Atlas Aviation was established in 2002 by entrepreneur, Deric Dymerski after he won the city contract to lease this FBO. Once a career-ladder-climbing manager for the large corporate FBO chains, Landmark and Signature, Dymerski launched off on his own with the support of his wife, Tammy. From 2002 through 2004 Florida experienced its worst hurricane seasons in a century, and then the recession hit hard in 2006. Dymerski attempted to expand with the purchase of another FBO in the area, but that ended badly and nearly put Atlas out of business. You could say they’ve weathered a few storms.
At his side has been, besides Tammy, Dymerski’s general manager, Mike Quinn. Quinn, a scrappy former Army aviation ground and fuel specialist, says a day at Atlas is like a soap opera, ‘As the Beacon Turns,’ referring to the everchanging nature of a typical day at an FBO. He’s on call at all times—as Dymerski gleefully says, it’s Quinn’s phone number on the entrance door, not his—and tasks during his day can include dealing with tenants, monitoring the fuel inventory, overseeing maintenance work, and crunching numbers. “Most people have no idea of the magnitude of running an airport FBO,” he says. “They think it’s like a club where we are playing with our toys. But it’s a huge operation. It’s a complex and interesting job.”

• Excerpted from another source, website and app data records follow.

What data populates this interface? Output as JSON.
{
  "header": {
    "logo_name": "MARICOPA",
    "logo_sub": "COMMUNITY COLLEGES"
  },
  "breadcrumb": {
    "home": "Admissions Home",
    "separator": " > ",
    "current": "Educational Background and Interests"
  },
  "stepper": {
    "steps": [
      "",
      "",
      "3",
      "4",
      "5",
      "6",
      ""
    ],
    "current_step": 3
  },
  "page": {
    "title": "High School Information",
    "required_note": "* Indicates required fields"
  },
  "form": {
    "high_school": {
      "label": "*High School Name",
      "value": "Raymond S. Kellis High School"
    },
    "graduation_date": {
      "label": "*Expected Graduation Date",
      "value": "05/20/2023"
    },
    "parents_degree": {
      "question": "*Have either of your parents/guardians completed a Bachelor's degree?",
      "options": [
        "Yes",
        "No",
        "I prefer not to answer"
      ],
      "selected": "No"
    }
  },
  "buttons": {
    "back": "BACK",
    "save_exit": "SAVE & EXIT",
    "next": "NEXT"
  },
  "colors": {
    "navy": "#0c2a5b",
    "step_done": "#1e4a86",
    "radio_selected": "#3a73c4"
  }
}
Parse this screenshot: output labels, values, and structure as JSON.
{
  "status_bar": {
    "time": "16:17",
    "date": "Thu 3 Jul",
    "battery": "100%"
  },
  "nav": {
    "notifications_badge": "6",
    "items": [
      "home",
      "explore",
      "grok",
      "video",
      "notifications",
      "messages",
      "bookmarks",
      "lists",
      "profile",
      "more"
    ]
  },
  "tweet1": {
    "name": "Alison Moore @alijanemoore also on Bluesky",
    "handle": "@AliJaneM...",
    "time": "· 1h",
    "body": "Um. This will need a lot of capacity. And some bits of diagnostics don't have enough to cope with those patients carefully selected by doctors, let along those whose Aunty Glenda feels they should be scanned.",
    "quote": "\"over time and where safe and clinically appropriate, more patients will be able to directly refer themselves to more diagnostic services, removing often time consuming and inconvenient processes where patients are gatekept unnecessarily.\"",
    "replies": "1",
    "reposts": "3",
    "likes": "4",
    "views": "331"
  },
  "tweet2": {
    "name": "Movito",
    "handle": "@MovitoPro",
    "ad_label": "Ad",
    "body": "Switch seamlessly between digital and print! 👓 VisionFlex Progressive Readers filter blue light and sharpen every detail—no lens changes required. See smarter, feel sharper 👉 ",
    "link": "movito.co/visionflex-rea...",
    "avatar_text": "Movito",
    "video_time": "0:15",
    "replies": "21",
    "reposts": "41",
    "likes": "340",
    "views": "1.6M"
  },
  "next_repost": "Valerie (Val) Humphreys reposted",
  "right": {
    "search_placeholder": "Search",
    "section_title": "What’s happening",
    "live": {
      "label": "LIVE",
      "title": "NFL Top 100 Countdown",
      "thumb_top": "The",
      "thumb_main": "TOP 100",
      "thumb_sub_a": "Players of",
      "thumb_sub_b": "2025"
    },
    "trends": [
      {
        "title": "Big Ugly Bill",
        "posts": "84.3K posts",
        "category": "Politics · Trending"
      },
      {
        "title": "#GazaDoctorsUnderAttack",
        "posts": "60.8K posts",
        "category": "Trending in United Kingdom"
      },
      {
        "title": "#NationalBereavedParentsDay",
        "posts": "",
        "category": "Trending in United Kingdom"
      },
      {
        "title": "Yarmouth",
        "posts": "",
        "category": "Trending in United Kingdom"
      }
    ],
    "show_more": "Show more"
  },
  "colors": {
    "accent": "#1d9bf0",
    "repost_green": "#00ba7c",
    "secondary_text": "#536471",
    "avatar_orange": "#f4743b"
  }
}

An FBO is a lifeline of sorts for people who haven’t quite figured out their life’s path. In fact, working at an FBO is a good place to figure out what you want to do when you grow up. (Dymerski claims he’s still working on that at age forty-eight.) Chief Pilot Chris Gillispie took the traditional college-to-career path, landing a job at MetLife, but when the junior accountant couldn’t keep his mind off flying, he left to start flight instructing. Next month he leaves Atlas Aviation after seven years to become a first officer for a regional airline. Quinn laments—but not in a sad way—that just last month he lost five employees in two weeks. All went off to pursue careers in various aviation industries, from the airlines to the military or the local sheriff ’s department flying helicopters. “I look for entry-level people who eventually become big ambition people,” he says.
Then there’s Roy Pulliam, line service supervisor, who has been working at Peter O. Knight for more than twenty years. He left once to pursue the opportunity to shoot photos and video for news stations, but came back several years ago. “I love it here. I love the airport. It’s a refuge and Zen place for me,” says Pulliam, who lost his first wife to cancer when he first started working here. “Deric and Mike and Tammy have brought a level of professionalism while keeping it a community and comfortable. Deric truly has studied at the graduate school level of the aviation business. And it shows.”
Day is done
Cruz will close up the office at 7:00 p.m. and the maintenance guys eventually will turn off the lights in Hangar A, content to resume their artistry work tomorrow as aircraft reimaging specialists. Jim Brewer can re-create just about anything out of fiberglass, aluminum, and sheet metal. The sun is setting as a massive cruise ship sails by at the end of a taxiway. “We get some really cool stuff here,” Dymerski admits. A tenant is practicing touch and goes on Runway 22 and another tenant lands and checks himself into his own hangar. Dymerski starts off for the night but gets a call from a contractor working on the server. The computer system is offline. He’ll go back in and attempt to straighten things out, even though he has an hour drive home. Quinn’s phone number may be on the door, but the FBO lease has Dymerski’s name on it.
Julie Summer Walker is senior features editor for AOPA Media. Reprinted from AOPA, all rights reserved